With regards to investment facilitation, the 2013-17 FDI Strategy adopted a narrow view limiting the BOI’s role to assisting foreign investors in setting up businesses in Pakistan. Assistance to foreign investors, which is provided by the “One-Window” services at the BOI’s regional offices, is limited to obtaining visas, licenses, permits, and utility connections. The worldwide practice for investment facilitation goes far beyond mere assistance in setting up of a business. The investment facilitation policies in many countries include procedures to ensure greater transparency and efficiency in administrative procedures and regular consultation with investors throughout the life of a project. Most importantly, investment facilitation practices now include measures ensuring accountability and effectiveness of government officials and mitigation of investment disputes. The transparency of administrative procedures is emphasised in modern investment facilitation policy because it curbs the possibility of corruption by both foreign investors and government officials. In the recent Karkey Karadeniz dispute, for example, the main allegation was that of corruption on both sides. This could have possibly been avoided with increased transparency in the administrative procedure. Contrary to international best practices, the 2013-17 FDI Strategy’s investment facilitation framework did not include any investment dispute prevention policy or system for early detection of disputes.

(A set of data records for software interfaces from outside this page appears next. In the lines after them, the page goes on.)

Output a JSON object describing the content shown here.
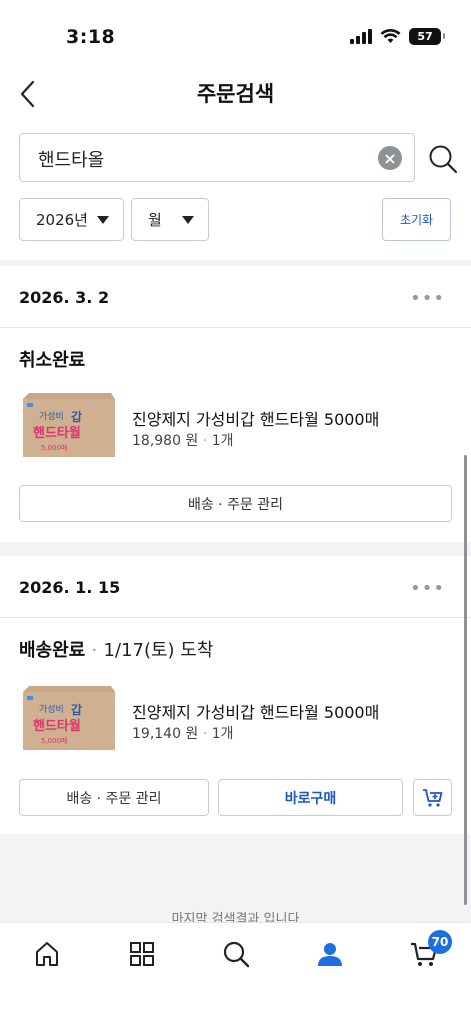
{
  "status_bar": {
    "time": "3:18",
    "battery": "57"
  },
  "nav": {
    "title": "주문검색"
  },
  "search": {
    "value": "핸드타올"
  },
  "filters": {
    "year": "2026년",
    "month": "월",
    "reset_label": "초기화"
  },
  "orders": [
    {
      "date": "2026. 3. 2",
      "status": "취소완료",
      "separator": "",
      "eta": "",
      "product_name": "진양제지 가성비갑 핸드타월 5000매",
      "price": "18,980 원",
      "quantity": "1개",
      "manage_label": "배송 · 주문 관리"
    },
    {
      "date": "2026. 1. 15",
      "status": "배송완료",
      "separator": "·",
      "eta": "1/17(토) 도착",
      "product_name": "진양제지 가성비갑 핸드타월 5000매",
      "price": "19,140 원",
      "quantity": "1개",
      "manage_label": "배송 · 주문 관리",
      "buy_again_label": "바로구매"
    }
  ],
  "thumbnail": {
    "line1": "가성비",
    "brand": "갑",
    "line2": "핸드타월",
    "count": "5,000매"
  },
  "footer_note": "마지막 검색결과 입니다",
  "tabbar": {
    "cart_count": "70"
  },
  "colors": {
    "accent": "#1a56c9",
    "badge": "#1d6fe0",
    "thumb_box": "#c9a887"
  }
}
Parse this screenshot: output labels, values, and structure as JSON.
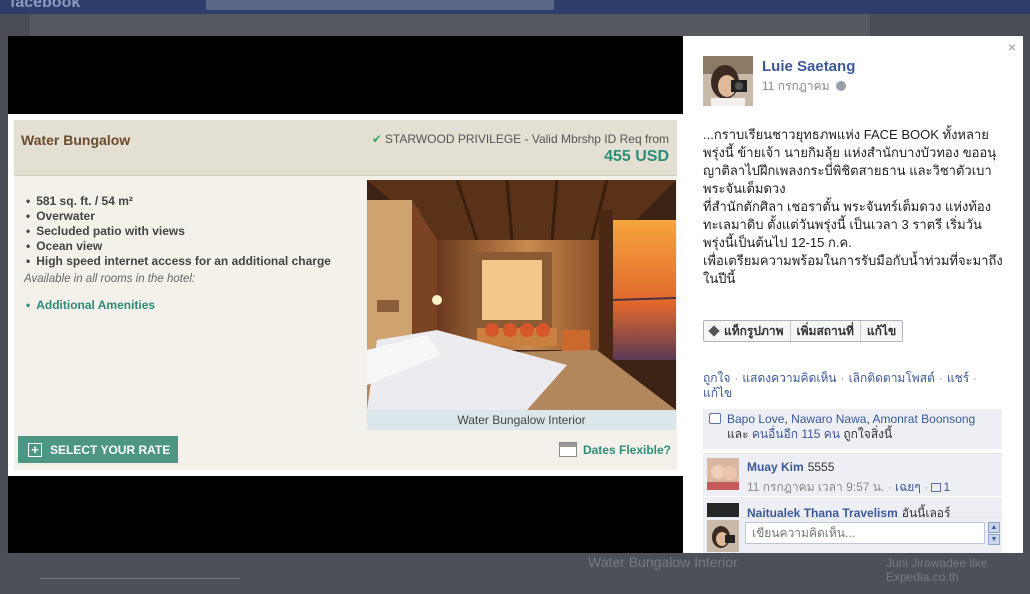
{
  "backdrop": {
    "logo_text": "facebook",
    "caption": "Water Bungalow Interior",
    "side_text": "Juni Jirawadee like Expedia.co.th"
  },
  "listing": {
    "title": "Water Bungalow",
    "privilege": "STARWOOD PRIVILEGE - Valid Mbrshp ID Req from",
    "price": "455 USD",
    "features": [
      "581 sq. ft. / 54 m²",
      "Overwater",
      "Secluded patio with views",
      "Ocean view",
      "High speed internet access for an additional charge"
    ],
    "availability_note": "Available in all rooms in the hotel:",
    "amenities_link": "Additional Amenities",
    "photo_caption": "Water Bungalow Interior",
    "select_rate_label": "SELECT YOUR RATE",
    "dates_flexible_label": "Dates Flexible?"
  },
  "post": {
    "close_glyph": "×",
    "author": "Luie Saetang",
    "date": "11 กรกฎาคม",
    "body_lines": [
      "...กราบเรียนชาวยุทธภพแห่ง FACE BOOK ทั้งหลาย",
      "พรุ่งนี้ ข้ายเจ้า นายกิมลุ้ย แห่งสำนักบางบัวทอง ขออนุญาติลาไปฝึกเพลงกระบี่พิชิตสายธาน และวิชาตัวเบาพระจันเต็มดวง",
      "ที่สำนักตักศิลา เชอราตั้น พระจันทร์เต็มดวง แห่งท้องทะเลมาดิบ ตั้งแต่วันพรุ่งนี้ เป็นเวลา 3 ราตรี เริ่มวันพรุ่งนี้เป็นต้นไป 12-15 ก.ค.",
      "เพื่อเตรียมความพร้อมในการรับมือกับน้ำท่วมที่จะมาถึงในปีนี้"
    ],
    "actions": {
      "tag_photo": "แท็กรูปภาพ",
      "add_location": "เพิ่มสถานที่",
      "edit": "แก้ไข"
    },
    "links": {
      "like": "ถูกใจ",
      "comment": "แสดงความคิดเห็น",
      "unfollow": "เลิกติดตามโพสต์",
      "share": "แชร์",
      "edit": "แก้ไข"
    },
    "likes": {
      "people": [
        "Bapo Love",
        "Nawaro Nawa",
        "Amonrat Boonsong"
      ],
      "and_text": "และ",
      "others": "คนอื่นอีก 115 คน",
      "suffix": "ถูกใจสิ่งนี้"
    },
    "comments": [
      {
        "author": "Muay Kim",
        "text": "5555",
        "time": "11 กรกฎาคม เวลา 9:57 น.",
        "reply": "เฉยๆ",
        "like_count": "1"
      },
      {
        "author": "Naitualek Thana Travelism",
        "text": "อันนี้เลอร์"
      }
    ],
    "composer_placeholder": "เขียนความคิดเห็น..."
  }
}
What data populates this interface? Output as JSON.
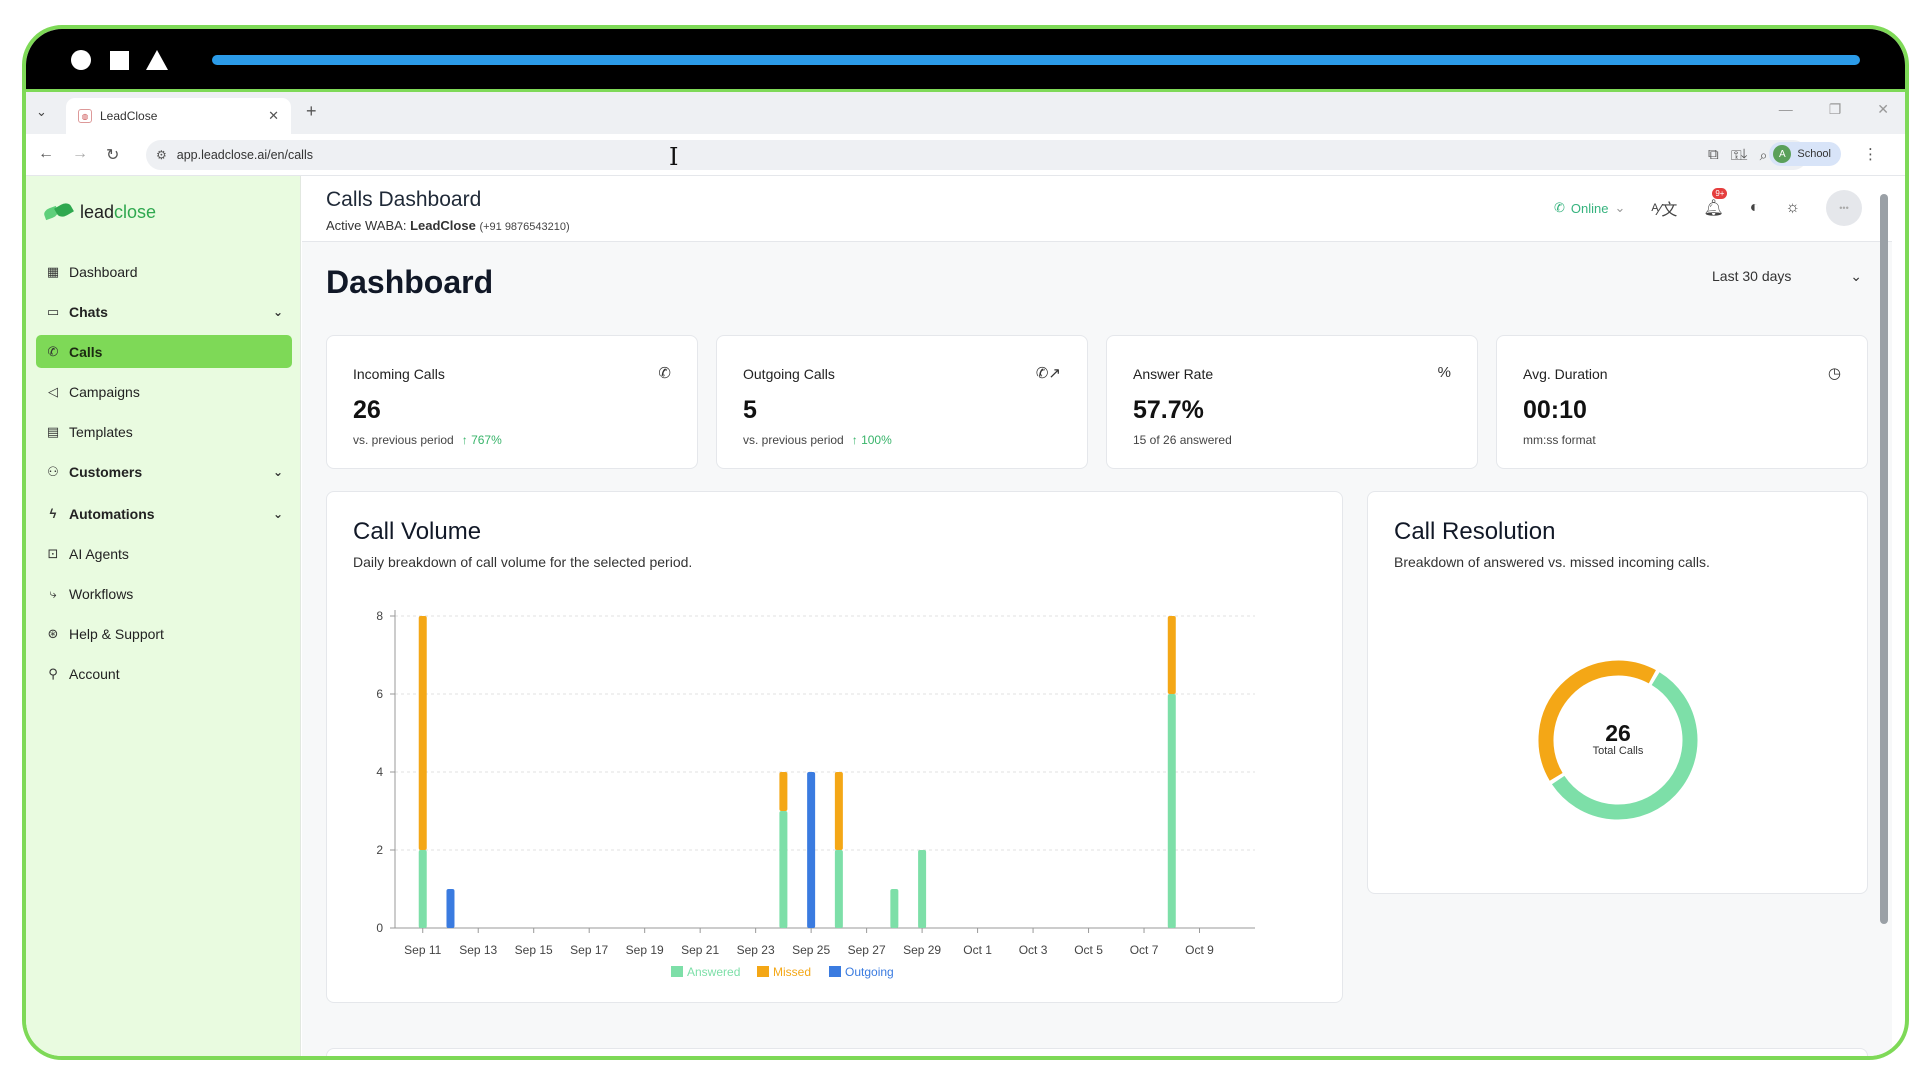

The new action plan must revise the outdated FDI regulatory framework and provide a defined policy on renegotiation of existing BITs. It must also include a defined manifesto for Model BIT, which ensures an appropriate balance between investor protection and ability of the Pakistani government to protect public interests. While the Two-Wing PPD structure is a good practice and should be continued in the next action plan, however it needs to be properly implemented in order for it to produce the desired results of FDI generation. Additionally, as a public organisation, BOI must develop internal procedures and rules to audit its own policy implementation and should also publish reports outlining reasons for failures to implement its action plans. It is also equally important that the BOI makes all FDI related data publicly available in the interest of transparency and appraisal.
As Pakistan is destined to leapfrog the present development cycle, the BOI must continue to learn from the examples of international best practices for FDI policy making and implementation. It is refreshing that the new BOI chairman has emphasised on sustainable economic development and achieving non-economic contributions along with economic development through FDI. It would be interesting to see how these objectives are incorporated in the future FDI strategy and, most importantly, what steps are taken to ensure its proper implementation.
Cover Image: Pixabay/CCO Creative Commons
This article gives the views of the author, and not the position of the South Asia @ LSE blog, nor of the London School of Economics. Please read our comments policy before posting.
About The Author